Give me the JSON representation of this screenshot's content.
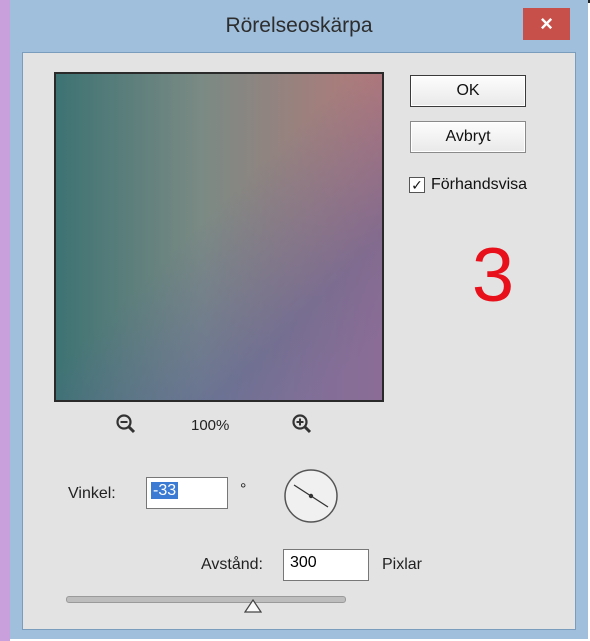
{
  "dialog": {
    "title": "Rörelseoskärpa",
    "close_label": "×",
    "ok_label": "OK",
    "cancel_label": "Avbryt",
    "preview_label": "Förhandsvisa",
    "preview_checked": "✓",
    "zoom_level": "100%",
    "step_number": "3",
    "angle": {
      "label": "Vinkel:",
      "value": "-33",
      "unit": "°"
    },
    "distance": {
      "label": "Avstånd:",
      "value": "300",
      "unit": "Pixlar"
    },
    "colors": {
      "title_bar": "#9fbfdc",
      "close_button": "#c7504a",
      "step_number": "#e8111b"
    },
    "icons": {
      "zoom_out": "zoom-out-icon",
      "zoom_in": "zoom-in-icon",
      "angle_dial": "angle-dial-icon"
    }
  }
}
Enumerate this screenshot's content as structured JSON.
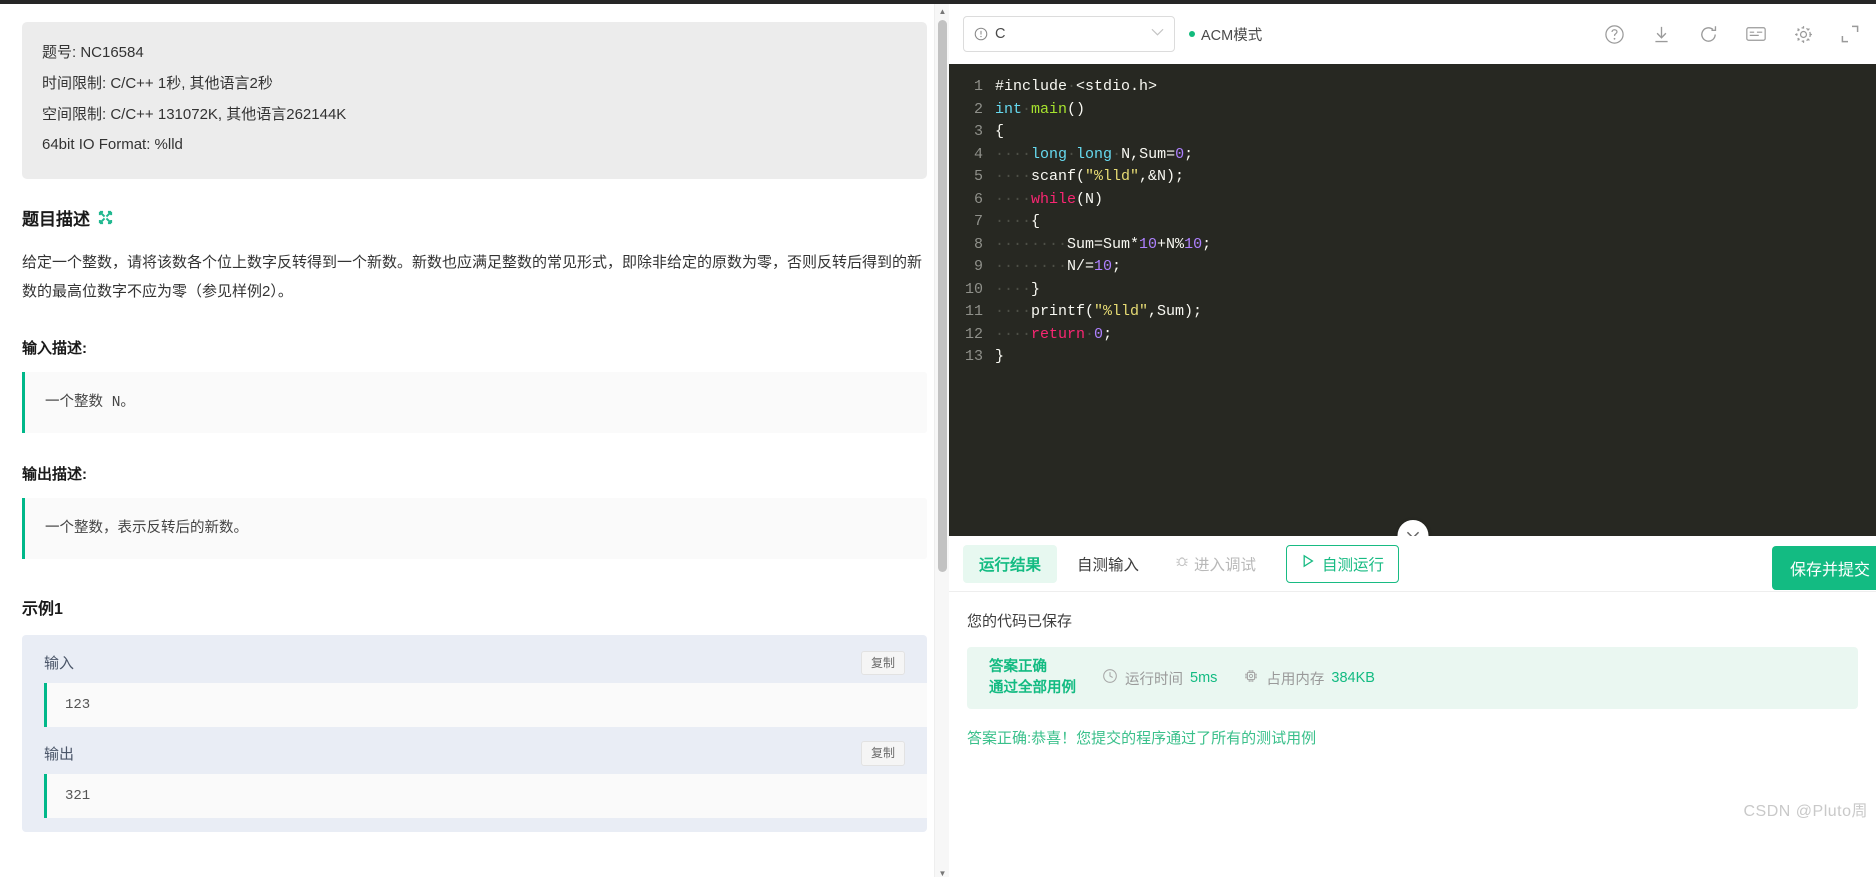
{
  "problem": {
    "meta": [
      "题号:  NC16584",
      "时间限制:  C/C++ 1秒, 其他语言2秒",
      "空间限制:  C/C++ 131072K, 其他语言262144K",
      "64bit IO Format: %lld"
    ],
    "description_title": "题目描述",
    "expand_icon": "expand-arrows-icon",
    "description": "给定一个整数，请将该数各个位上数字反转得到一个新数。新数也应满足整数的常见形式，即除非给定的原数为零，否则反转后得到的新数的最高位数字不应为零（参见样例2）。",
    "input_title": "输入描述:",
    "input_desc": "一个整数 N。",
    "output_title": "输出描述:",
    "output_desc": "一个整数，表示反转后的新数。",
    "example_title": "示例1",
    "example": {
      "input_label": "输入",
      "input_value": "123",
      "output_label": "输出",
      "output_value": "321",
      "copy_label": "复制"
    }
  },
  "editor": {
    "language": "C",
    "language_warn_icon": "exclamation-circle-icon",
    "caret_icon": "chevron-down-icon",
    "mode_label": "ACM模式",
    "toolbar_icons": [
      "help-circle-icon",
      "download-icon",
      "refresh-icon",
      "notes-icon",
      "gear-icon",
      "fullscreen-icon"
    ],
    "collapse_icon": "chevron-down-icon",
    "code": [
      {
        "n": "1",
        "tokens": [
          {
            "t": "#include",
            "c": "pp"
          },
          {
            "t": "·",
            "c": "dot"
          },
          {
            "t": "<stdio.h>",
            "c": "ct"
          }
        ]
      },
      {
        "n": "2",
        "tokens": [
          {
            "t": "int",
            "c": "ty"
          },
          {
            "t": "·",
            "c": "dot"
          },
          {
            "t": "main",
            "c": "fn"
          },
          {
            "t": "()",
            "c": "ct"
          }
        ]
      },
      {
        "n": "3",
        "tokens": [
          {
            "t": "{",
            "c": "ct"
          }
        ]
      },
      {
        "n": "4",
        "tokens": [
          {
            "t": "····",
            "c": "dot"
          },
          {
            "t": "long",
            "c": "ty"
          },
          {
            "t": "·",
            "c": "dot"
          },
          {
            "t": "long",
            "c": "ty"
          },
          {
            "t": "·",
            "c": "dot"
          },
          {
            "t": "N,Sum=",
            "c": "ct"
          },
          {
            "t": "0",
            "c": "nm"
          },
          {
            "t": ";",
            "c": "ct"
          }
        ]
      },
      {
        "n": "5",
        "tokens": [
          {
            "t": "····",
            "c": "dot"
          },
          {
            "t": "scanf(",
            "c": "ct"
          },
          {
            "t": "\"%lld\"",
            "c": "st"
          },
          {
            "t": ",&N);",
            "c": "ct"
          }
        ]
      },
      {
        "n": "6",
        "tokens": [
          {
            "t": "····",
            "c": "dot"
          },
          {
            "t": "while",
            "c": "kw"
          },
          {
            "t": "(N)",
            "c": "ct"
          }
        ]
      },
      {
        "n": "7",
        "tokens": [
          {
            "t": "····",
            "c": "dot"
          },
          {
            "t": "{",
            "c": "ct"
          }
        ]
      },
      {
        "n": "8",
        "tokens": [
          {
            "t": "········",
            "c": "dot"
          },
          {
            "t": "Sum=Sum*",
            "c": "ct"
          },
          {
            "t": "10",
            "c": "nm"
          },
          {
            "t": "+N%",
            "c": "ct"
          },
          {
            "t": "10",
            "c": "nm"
          },
          {
            "t": ";",
            "c": "ct"
          }
        ]
      },
      {
        "n": "9",
        "tokens": [
          {
            "t": "········",
            "c": "dot"
          },
          {
            "t": "N/=",
            "c": "ct"
          },
          {
            "t": "10",
            "c": "nm"
          },
          {
            "t": ";",
            "c": "ct"
          }
        ]
      },
      {
        "n": "10",
        "tokens": [
          {
            "t": "····",
            "c": "dot"
          },
          {
            "t": "}",
            "c": "ct"
          }
        ]
      },
      {
        "n": "11",
        "tokens": [
          {
            "t": "····",
            "c": "dot"
          },
          {
            "t": "printf(",
            "c": "ct"
          },
          {
            "t": "\"%lld\"",
            "c": "st"
          },
          {
            "t": ",Sum);",
            "c": "ct"
          }
        ]
      },
      {
        "n": "12",
        "tokens": [
          {
            "t": "····",
            "c": "dot"
          },
          {
            "t": "return",
            "c": "kw"
          },
          {
            "t": "·",
            "c": "dot"
          },
          {
            "t": "0",
            "c": "nm"
          },
          {
            "t": ";",
            "c": "ct"
          }
        ]
      },
      {
        "n": "13",
        "tokens": [
          {
            "t": "}",
            "c": "ct"
          }
        ]
      }
    ]
  },
  "result": {
    "tabs": [
      {
        "label": "运行结果",
        "state": "active"
      },
      {
        "label": "自测输入",
        "state": "normal"
      },
      {
        "label": "进入调试",
        "state": "dim",
        "icon": "bug-icon"
      }
    ],
    "run_button": {
      "label": "自测运行",
      "icon": "play-icon"
    },
    "submit_button": "保存并提交",
    "saved_text": "您的代码已保存",
    "verdict": {
      "line1": "答案正确",
      "line2": "通过全部用例",
      "time_label": "运行时间",
      "time_value": "5ms",
      "time_icon": "clock-icon",
      "mem_label": "占用内存",
      "mem_value": "384KB",
      "mem_icon": "chip-icon"
    },
    "final_message": "答案正确:恭喜！您提交的程序通过了所有的测试用例"
  },
  "watermark": "CSDN @Pluto周",
  "colors": {
    "accent_green": "#13bb82",
    "editor_bg": "#272822",
    "example_bg": "#e9edf5"
  }
}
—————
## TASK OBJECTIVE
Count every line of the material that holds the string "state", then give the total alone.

## YOUR SOLUTION
3